(Problem to work on):
The reply should consist of every entry, repeated exactly.

:: Data extract

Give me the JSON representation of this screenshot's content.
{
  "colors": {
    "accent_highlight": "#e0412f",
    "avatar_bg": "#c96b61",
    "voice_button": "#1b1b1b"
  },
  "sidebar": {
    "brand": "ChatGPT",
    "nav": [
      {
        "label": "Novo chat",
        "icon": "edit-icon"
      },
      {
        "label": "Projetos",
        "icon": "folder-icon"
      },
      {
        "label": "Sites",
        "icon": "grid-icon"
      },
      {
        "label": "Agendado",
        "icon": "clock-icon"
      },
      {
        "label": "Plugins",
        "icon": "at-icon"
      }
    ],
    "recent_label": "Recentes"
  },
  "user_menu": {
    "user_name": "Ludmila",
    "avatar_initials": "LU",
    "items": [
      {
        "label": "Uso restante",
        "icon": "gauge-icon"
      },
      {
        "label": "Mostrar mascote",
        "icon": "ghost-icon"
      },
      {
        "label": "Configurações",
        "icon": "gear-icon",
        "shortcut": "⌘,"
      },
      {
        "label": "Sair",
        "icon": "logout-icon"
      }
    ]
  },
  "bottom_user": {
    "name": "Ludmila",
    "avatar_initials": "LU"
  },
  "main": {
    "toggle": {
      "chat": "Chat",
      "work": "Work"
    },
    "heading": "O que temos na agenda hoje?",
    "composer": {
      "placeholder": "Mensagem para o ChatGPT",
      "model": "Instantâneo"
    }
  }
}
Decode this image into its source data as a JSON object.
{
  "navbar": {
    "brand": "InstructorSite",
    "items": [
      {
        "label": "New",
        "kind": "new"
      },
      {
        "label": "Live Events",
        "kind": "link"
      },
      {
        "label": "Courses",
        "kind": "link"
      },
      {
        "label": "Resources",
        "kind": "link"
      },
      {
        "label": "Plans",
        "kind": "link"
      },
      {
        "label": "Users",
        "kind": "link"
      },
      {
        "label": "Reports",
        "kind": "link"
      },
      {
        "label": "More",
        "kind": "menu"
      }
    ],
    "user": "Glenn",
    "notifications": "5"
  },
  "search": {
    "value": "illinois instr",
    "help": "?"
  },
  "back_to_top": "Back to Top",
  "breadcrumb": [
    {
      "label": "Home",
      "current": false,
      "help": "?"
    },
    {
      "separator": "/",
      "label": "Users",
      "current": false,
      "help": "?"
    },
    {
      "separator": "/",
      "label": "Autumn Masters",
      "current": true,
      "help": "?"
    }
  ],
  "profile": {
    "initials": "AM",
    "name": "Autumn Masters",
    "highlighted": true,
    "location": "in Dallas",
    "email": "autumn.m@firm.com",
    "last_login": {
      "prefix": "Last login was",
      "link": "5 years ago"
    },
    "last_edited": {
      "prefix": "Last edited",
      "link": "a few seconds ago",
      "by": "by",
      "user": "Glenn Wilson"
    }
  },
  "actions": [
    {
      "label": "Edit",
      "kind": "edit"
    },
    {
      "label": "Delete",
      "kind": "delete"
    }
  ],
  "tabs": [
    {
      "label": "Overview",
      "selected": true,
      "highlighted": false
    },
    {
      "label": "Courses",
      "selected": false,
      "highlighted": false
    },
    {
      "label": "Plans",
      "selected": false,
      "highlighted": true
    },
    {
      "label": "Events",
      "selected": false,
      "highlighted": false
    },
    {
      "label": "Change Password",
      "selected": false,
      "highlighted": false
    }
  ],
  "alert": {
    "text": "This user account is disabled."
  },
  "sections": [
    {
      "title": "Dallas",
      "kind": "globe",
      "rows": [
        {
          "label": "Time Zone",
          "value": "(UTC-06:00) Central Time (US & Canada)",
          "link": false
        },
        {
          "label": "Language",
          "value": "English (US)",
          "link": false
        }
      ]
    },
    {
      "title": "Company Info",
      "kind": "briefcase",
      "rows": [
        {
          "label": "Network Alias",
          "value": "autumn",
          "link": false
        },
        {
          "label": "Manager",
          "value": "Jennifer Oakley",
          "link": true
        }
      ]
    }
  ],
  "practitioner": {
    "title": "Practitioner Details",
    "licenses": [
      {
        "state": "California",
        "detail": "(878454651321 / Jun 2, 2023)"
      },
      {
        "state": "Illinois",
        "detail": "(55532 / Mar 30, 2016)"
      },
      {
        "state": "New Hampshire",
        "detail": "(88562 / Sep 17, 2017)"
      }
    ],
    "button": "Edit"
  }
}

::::

(Completed exercise):
Give me the JSON representation of this screenshot's content.
{
  "colors": {
    "accent_highlight": "#e0412f",
    "avatar_bg": "#c96b61",
    "voice_button": "#1b1b1b"
  },
  "sidebar": {
    "brand": "ChatGPT",
    "nav": [
      {
        "label": "Novo chat",
        "icon": "edit-icon"
      },
      {
        "label": "Projetos",
        "icon": "folder-icon"
      },
      {
        "label": "Sites",
        "icon": "grid-icon"
      },
      {
        "label": "Agendado",
        "icon": "clock-icon"
      },
      {
        "label": "Plugins",
        "icon": "at-icon"
      }
    ],
    "recent_label": "Recentes"
  },
  "user_menu": {
    "user_name": "Ludmila",
    "avatar_initials": "LU",
    "items": [
      {
        "label": "Uso restante",
        "icon": "gauge-icon"
      },
      {
        "label": "Mostrar mascote",
        "icon": "ghost-icon"
      },
      {
        "label": "Configurações",
        "icon": "gear-icon",
        "shortcut": "⌘,"
      },
      {
        "label": "Sair",
        "icon": "logout-icon"
      }
    ]
  },
  "bottom_user": {
    "name": "Ludmila",
    "avatar_initials": "LU"
  },
  "main": {
    "toggle": {
      "chat": "Chat",
      "work": "Work"
    },
    "heading": "O que temos na agenda hoje?",
    "composer": {
      "placeholder": "Mensagem para o ChatGPT",
      "model": "Instantâneo"
    }
  }
}
Decode this image into its source data as a JSON object.
{
  "navbar": {
    "brand": "InstructorSite",
    "items": [
      {
        "label": "New",
        "kind": "new"
      },
      {
        "label": "Live Events",
        "kind": "link"
      },
      {
        "label": "Courses",
        "kind": "link"
      },
      {
        "label": "Resources",
        "kind": "link"
      },
      {
        "label": "Plans",
        "kind": "link"
      },
      {
        "label": "Users",
        "kind": "link"
      },
      {
        "label": "Reports",
        "kind": "link"
      },
      {
        "label": "More",
        "kind": "menu"
      }
    ],
    "user": "Glenn",
    "notifications": "5"
  },
  "search": {
    "value": "illinois instr",
    "help": "?"
  },
  "back_to_top": "Back to Top",
  "breadcrumb": [
    {
      "label": "Home",
      "current": false,
      "help": "?"
    },
    {
      "separator": "/",
      "label": "Users",
      "current": false,
      "help": "?"
    },
    {
      "separator": "/",
      "label": "Autumn Masters",
      "current": true,
      "help": "?"
    }
  ],
  "profile": {
    "initials": "AM",
    "name": "Autumn Masters",
    "highlighted": true,
    "location": "in Dallas",
    "email": "autumn.m@firm.com",
    "last_login": {
      "prefix": "Last login was",
      "link": "5 years ago"
    },
    "last_edited": {
      "prefix": "Last edited",
      "link": "a few seconds ago",
      "by": "by",
      "user": "Glenn Wilson"
    }
  },
  "actions": [
    {
      "label": "Edit",
      "kind": "edit"
    },
    {
      "label": "Delete",
      "kind": "delete"
    }
  ],
  "tabs": [
    {
      "label": "Overview",
      "selected": true,
      "highlighted": false
    },
    {
      "label": "Courses",
      "selected": false,
      "highlighted": false
    },
    {
      "label": "Plans",
      "selected": false,
      "highlighted": true
    },
    {
      "label": "Events",
      "selected": false,
      "highlighted": false
    },
    {
      "label": "Change Password",
      "selected": false,
      "highlighted": false
    }
  ],
  "alert": {
    "text": "This user account is disabled."
  },
  "sections": [
    {
      "title": "Dallas",
      "kind": "globe",
      "rows": [
        {
          "label": "Time Zone",
          "value": "(UTC-06:00) Central Time (US & Canada)",
          "link": false
        },
        {
          "label": "Language",
          "value": "English (US)",
          "link": false
        }
      ]
    },
    {
      "title": "Company Info",
      "kind": "briefcase",
      "rows": [
        {
          "label": "Network Alias",
          "value": "autumn",
          "link": false
        },
        {
          "label": "Manager",
          "value": "Jennifer Oakley",
          "link": true
        }
      ]
    }
  ],
  "practitioner": {
    "title": "Practitioner Details",
    "licenses": [
      {
        "state": "California",
        "detail": "(878454651321 / Jun 2, 2023)"
      },
      {
        "state": "Illinois",
        "detail": "(55532 / Mar 30, 2016)"
      },
      {
        "state": "New Hampshire",
        "detail": "(88562 / Sep 17, 2017)"
      }
    ],
    "button": "Edit"
  }
}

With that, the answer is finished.